Brian Conley This Way Up (ITV, 1989-1990)
This piece is going to be a review of two shows in one. In the early-80s, Brian Conley started to appear on TV as a comedian. In 1987 he was among the cast of ITV’s comedy sketch show Five Alive (also featuring Doon Mackichan and Andrew Secombe). In 1989 he got his own show called This Way Up. Although there weren’t really any regular characters, Brian used his cheeky charm to enhance the sketches.
And as this was an LWT Production, his style was much appreciated by the noisy, cackling studio audiences. Again, Andrew Secombe was among the cast helping out. Most editions also ended with Brian trying to perform a musical number that usually descended into chaos. There was even the unusual move of having sketches appear during the credits.
Looking back, this is a rather cheesy show, but it was good to have ITV tryout some straightforward primetime comedy, and when it was repeated on Granada Plus about a decade later I was very pleased to see it again, although I don’t think it’s been repeated on TV since. After a couple of series of This Way Up, Brian would return in 1992 with a slightly different format.
The Brian Conley Show (ITV, 1992-1995, 2000-2002)
This new show was more of a mix of entertainment and comedy. The Brian Conley Show took place on a stage, and features included sketches being performed, where to move into the next sketch, the stage would turn round and Brian would have to do a quick costume change. Brian would also always try and emphasise that the idea behind the show was to “enjoy yerself”.
There would be a few regular characters, including Nick Frisbee who was a parody of a CBBC-style presenter alongside his puppet friend Larry The Loafer, Dangerous Brian the useless stuntman, and Septic Peg, a really rather bizarre impression of astrologist Mystic Meg who was regularly on The National Lottery Live around this time, which was rather odd enough in the first place.
By the third series, there was also a game show element called Conley’s Car Boot Quiz, where Brian would be assisted by Jake The Robot from the year 3003. He was rather wise-talking and could do an impression of anybody, and contestants could win up to £1,000. There were also plenty of variety acts appearing, and the show would often conclude with Brian performing a song, but despite is popularity there has been no DVD release.
Brian was doing rather well around this time, he was winning awards for his performances in stage musicals, the later series of his show were extended to 45 minutes, and he was also starring in ITV sitcom Time After Time (that I reviewed a while back). After this show ended, Brian returned for one-off comedy specials in 1996 and 1997.
Then in 2000, The Brian Conley Show was revived and extended again to an hour, but this time it was more of a comedy chat show. Brian often liked to shout “it’s Saturday Night!”, having correctly spotted when the show was on TV, and although there were a few sketches, Brian mostly interviewed celebrity guests, including the excitement of Hear’Say during the 15 minutes they were famous.

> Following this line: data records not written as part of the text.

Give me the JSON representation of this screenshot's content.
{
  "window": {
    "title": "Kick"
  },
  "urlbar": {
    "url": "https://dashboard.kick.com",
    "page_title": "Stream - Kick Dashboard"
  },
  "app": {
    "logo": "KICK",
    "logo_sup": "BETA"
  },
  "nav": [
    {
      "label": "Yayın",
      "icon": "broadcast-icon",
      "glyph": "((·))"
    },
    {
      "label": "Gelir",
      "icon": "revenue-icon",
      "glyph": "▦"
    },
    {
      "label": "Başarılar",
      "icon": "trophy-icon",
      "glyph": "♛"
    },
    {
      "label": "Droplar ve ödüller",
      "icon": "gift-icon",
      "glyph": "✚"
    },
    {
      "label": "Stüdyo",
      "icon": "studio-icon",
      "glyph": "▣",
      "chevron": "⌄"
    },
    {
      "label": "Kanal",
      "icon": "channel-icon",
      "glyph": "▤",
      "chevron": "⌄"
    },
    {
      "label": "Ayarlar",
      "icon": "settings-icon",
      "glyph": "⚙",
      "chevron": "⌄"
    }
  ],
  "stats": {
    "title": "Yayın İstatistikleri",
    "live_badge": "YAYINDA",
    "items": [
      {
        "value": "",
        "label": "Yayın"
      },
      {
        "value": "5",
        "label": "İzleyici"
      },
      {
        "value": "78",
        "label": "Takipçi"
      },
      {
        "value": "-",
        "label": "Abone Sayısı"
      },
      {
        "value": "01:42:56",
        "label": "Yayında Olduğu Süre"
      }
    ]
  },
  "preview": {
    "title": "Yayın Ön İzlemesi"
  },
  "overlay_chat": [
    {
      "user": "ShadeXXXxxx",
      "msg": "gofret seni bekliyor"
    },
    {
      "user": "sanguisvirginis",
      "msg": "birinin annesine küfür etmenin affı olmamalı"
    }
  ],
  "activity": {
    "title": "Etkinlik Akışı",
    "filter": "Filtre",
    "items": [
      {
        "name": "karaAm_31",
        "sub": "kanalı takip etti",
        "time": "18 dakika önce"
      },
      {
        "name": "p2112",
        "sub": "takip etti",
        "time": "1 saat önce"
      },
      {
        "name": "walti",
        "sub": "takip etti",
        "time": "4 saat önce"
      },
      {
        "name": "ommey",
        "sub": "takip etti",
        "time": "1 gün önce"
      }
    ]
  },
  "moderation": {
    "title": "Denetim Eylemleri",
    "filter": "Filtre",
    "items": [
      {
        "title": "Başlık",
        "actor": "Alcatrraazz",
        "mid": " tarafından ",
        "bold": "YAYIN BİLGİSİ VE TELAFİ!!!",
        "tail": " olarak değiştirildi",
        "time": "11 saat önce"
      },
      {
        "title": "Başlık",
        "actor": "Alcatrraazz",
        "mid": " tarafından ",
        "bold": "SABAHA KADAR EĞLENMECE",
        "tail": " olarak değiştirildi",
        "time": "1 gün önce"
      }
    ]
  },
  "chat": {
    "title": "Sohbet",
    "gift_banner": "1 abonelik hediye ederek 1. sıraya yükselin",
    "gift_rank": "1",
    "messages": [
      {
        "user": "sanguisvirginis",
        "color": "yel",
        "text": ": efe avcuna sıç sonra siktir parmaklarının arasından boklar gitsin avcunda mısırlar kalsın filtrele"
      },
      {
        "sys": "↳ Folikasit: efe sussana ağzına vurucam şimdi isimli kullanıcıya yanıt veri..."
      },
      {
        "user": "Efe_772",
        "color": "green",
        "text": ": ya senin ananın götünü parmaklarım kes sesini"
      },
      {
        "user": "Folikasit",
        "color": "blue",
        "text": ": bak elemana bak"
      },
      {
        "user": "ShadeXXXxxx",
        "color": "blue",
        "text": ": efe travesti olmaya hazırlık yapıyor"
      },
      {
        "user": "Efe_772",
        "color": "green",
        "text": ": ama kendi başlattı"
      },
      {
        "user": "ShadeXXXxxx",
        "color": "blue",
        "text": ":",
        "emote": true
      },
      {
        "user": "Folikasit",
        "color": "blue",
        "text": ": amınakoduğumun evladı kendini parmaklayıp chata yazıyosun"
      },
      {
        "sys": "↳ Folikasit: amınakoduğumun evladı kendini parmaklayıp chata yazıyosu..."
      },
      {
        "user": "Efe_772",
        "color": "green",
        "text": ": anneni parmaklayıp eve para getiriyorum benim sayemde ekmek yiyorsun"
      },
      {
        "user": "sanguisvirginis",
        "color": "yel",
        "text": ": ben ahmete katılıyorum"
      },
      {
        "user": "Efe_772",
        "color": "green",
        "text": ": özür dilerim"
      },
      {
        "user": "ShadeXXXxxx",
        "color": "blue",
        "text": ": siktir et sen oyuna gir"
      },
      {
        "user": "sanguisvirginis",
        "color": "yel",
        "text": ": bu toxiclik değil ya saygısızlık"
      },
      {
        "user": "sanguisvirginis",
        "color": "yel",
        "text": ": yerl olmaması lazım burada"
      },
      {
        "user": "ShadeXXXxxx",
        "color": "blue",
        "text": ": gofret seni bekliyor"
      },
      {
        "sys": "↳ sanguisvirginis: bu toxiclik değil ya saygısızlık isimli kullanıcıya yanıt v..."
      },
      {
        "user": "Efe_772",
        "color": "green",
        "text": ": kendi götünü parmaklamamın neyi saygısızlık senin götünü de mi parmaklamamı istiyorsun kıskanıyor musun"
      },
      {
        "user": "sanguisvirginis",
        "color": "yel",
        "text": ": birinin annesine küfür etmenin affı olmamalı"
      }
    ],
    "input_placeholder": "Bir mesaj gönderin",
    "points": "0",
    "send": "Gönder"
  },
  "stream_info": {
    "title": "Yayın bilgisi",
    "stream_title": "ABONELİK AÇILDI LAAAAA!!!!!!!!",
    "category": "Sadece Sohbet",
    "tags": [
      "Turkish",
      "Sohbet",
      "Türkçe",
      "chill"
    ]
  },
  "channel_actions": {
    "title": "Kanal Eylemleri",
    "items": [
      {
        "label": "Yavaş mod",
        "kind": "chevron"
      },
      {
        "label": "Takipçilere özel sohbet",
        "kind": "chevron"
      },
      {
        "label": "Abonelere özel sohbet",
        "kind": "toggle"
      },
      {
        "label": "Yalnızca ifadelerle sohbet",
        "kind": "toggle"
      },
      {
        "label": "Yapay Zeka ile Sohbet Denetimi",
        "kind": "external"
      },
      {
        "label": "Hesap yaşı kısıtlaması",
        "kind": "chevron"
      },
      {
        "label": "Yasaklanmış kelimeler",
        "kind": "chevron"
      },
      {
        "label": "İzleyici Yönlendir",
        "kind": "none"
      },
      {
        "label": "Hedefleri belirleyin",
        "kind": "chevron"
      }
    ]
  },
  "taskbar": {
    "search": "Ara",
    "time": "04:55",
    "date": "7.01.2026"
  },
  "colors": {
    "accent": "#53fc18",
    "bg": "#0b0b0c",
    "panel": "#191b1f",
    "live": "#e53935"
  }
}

And in 2002 Brian entertained celebrities in an edition of An Audience With. After this, Brian appeared in a few more comedy shows, but in more recent years he has featured more regularly on game shows, sometimes as a panellist but usually as a host, I remember enjoying Timeline on Challenge, and he has continued to be a success on the stage.